Royal Dutch Shell is a multinational Anglo-Dutch corporation that reported earnings of $18.9 billion in the first three-quarters of 2012. While bringing in these profits, Shell has simultaneously committed crimes against humanity, decimating one of the world’s most important deltas and destroying the health of entire communities while passing blame to local Nigerian governments.
Shell also engages in the dangerous practice of gas flaring, a process where natural gas is burned instead of used, which sends huge toxic plumes into the air. Despite multiple attempts to stop Shell from gas flaring, it’s been reported as recently as 2010 that the company has actually increased gas flaring in the Niger Delta.

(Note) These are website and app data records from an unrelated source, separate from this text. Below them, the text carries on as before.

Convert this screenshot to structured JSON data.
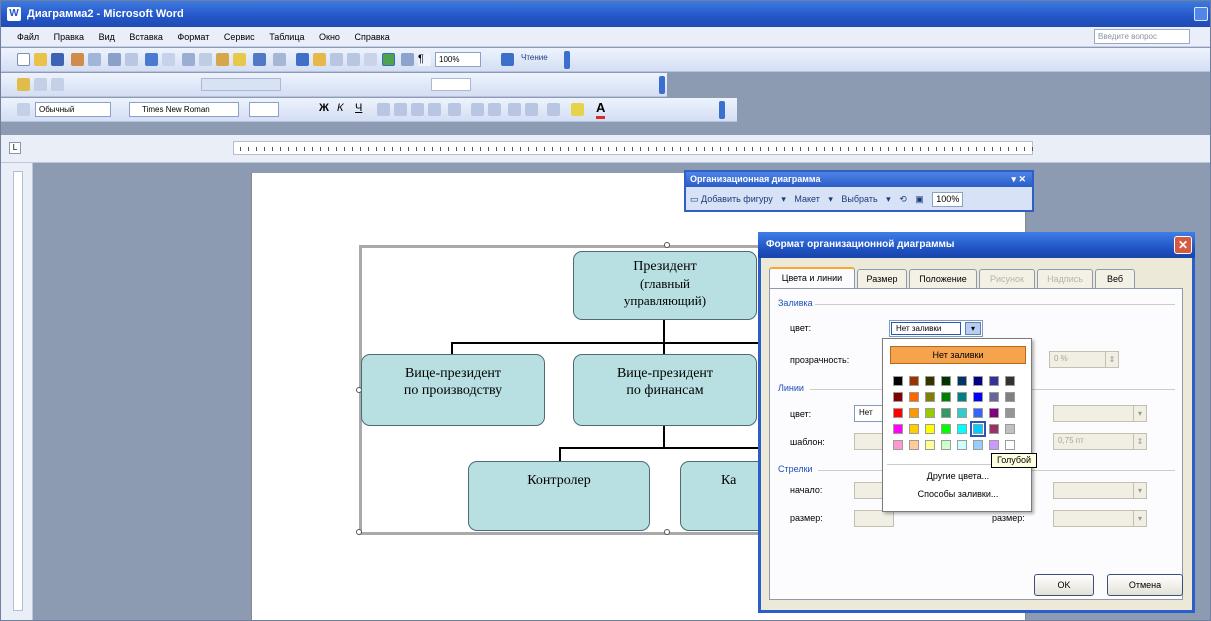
{
  "window": {
    "title": "Диаграмма2 - Microsoft Word"
  },
  "menu": {
    "items": [
      "Файл",
      "Правка",
      "Вид",
      "Вставка",
      "Формат",
      "Сервис",
      "Таблица",
      "Окно",
      "Справка"
    ],
    "ask_placeholder": "Введите вопрос"
  },
  "toolbar_standard": {
    "zoom": "100%",
    "reading_label": "Чтение"
  },
  "toolbar_format": {
    "style": "Обычный",
    "font": "Times New Roman"
  },
  "chart": {
    "president": [
      "Президент",
      "(главный",
      "управляющий)"
    ],
    "vp_production": [
      "Вице-президент",
      "по производству"
    ],
    "vp_finance": [
      "Вице-президент",
      "по финансам"
    ],
    "controller": "Контролер",
    "cashier": "Ка"
  },
  "orgbar": {
    "title": "Организационная диаграмма",
    "add_shape": "Добавить фигуру",
    "layout": "Макет",
    "select": "Выбрать",
    "zoom": "100%"
  },
  "dialog": {
    "title": "Формат организационной диаграммы",
    "tabs": [
      "Цвета и линии",
      "Размер",
      "Положение",
      "Рисунок",
      "Надпись",
      "Веб"
    ],
    "fill_group": "Заливка",
    "color_label": "цвет:",
    "color_value": "Нет заливки",
    "transparency_label": "прозрачность:",
    "transparency_value": "0 %",
    "lines_group": "Линии",
    "line_color_label": "цвет:",
    "line_color_value": "Нет",
    "pattern_label": "шаблон:",
    "thickness_value": "0,75 пт",
    "arrows_group": "Стрелки",
    "begin_label": "начало:",
    "size_label": "размер:",
    "size_label2": "размер:",
    "ok": "OK",
    "cancel": "Отмена"
  },
  "colorpopup": {
    "no_fill": "Нет заливки",
    "more_colors": "Другие цвета...",
    "fill_effects": "Способы заливки...",
    "tooltip": "Голубой",
    "rows": [
      [
        "#000000",
        "#993300",
        "#333300",
        "#003300",
        "#003366",
        "#000080",
        "#333399",
        "#333333"
      ],
      [
        "#800000",
        "#FF6600",
        "#808000",
        "#008000",
        "#008080",
        "#0000FF",
        "#666699",
        "#808080"
      ],
      [
        "#FF0000",
        "#FF9900",
        "#99CC00",
        "#339966",
        "#33CCCC",
        "#3366FF",
        "#800080",
        "#969696"
      ],
      [
        "#FF00FF",
        "#FFCC00",
        "#FFFF00",
        "#00FF00",
        "#00FFFF",
        "#00CCFF",
        "#993366",
        "#C0C0C0"
      ],
      [
        "#FF99CC",
        "#FFCC99",
        "#FFFF99",
        "#CCFFCC",
        "#CCFFFF",
        "#99CCFF",
        "#CC99FF",
        "#FFFFFF"
      ]
    ]
  }
}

As bleak as these realities are, the Ogoni people have been actively trying to reclaim their land. In 1990 Ken Saro-Wiwa — a Nigerian writer and environmental activist — founded the Movement for the Survival of the Ogoni People (MOSOP). Between 1990 and 1995 MOSOP led demonstrations, presented the government with an Ogoni Bill of Rights and succeeded in getting Shell to stop exploration and production of oil in the Ogoni region. Unfortunately, its pipelines, facilities and infrastructure remain which have allowed for many more oil spills — the latest of which was in 2009.
Yet these victories came with a bloody cost. Though Saro-Wiwa was committed to nonviolent action, at Shell’s behest, support and bankrolling, the Nigerian military conducted deadly raids against the Ogoni people to repress the growing movement. As a result, four community leaders were killed and Ken Saro-Wiwa–along with other MOSOP leaders–was arrested on trumped-up charges and ultimately hanged in 1995. There is a damning level of evidence to suggest Shell’s complicity in these murders including a $15.5 million settlement with the Wiwa family to stop publicly accusing the corporation of having any complicity in Ken Saro-Wiwa’s death.
Shell is guilty of environmental devastation, crimes against humanity, conspiracy, torture and terrorism while only peripherally accepting blame and being marginally penalized for its atrocities.
While the people of Ogoniland live in poverty, the CEO of Shell made 15.3 million dollars in 2011. The Niger Delta is one of the 10 most important wetlands and marine ecosystems in the world and yet Shell continues to dodge any mention of compensation to Nigerians for the destruction of this land. It seems that corporate accountability in this profit-maximizing age is nonexistent. Shell seemingly gets a free pass in dismantling the lives of poor, rural Black people who have lived and worked on this land for thousands of years.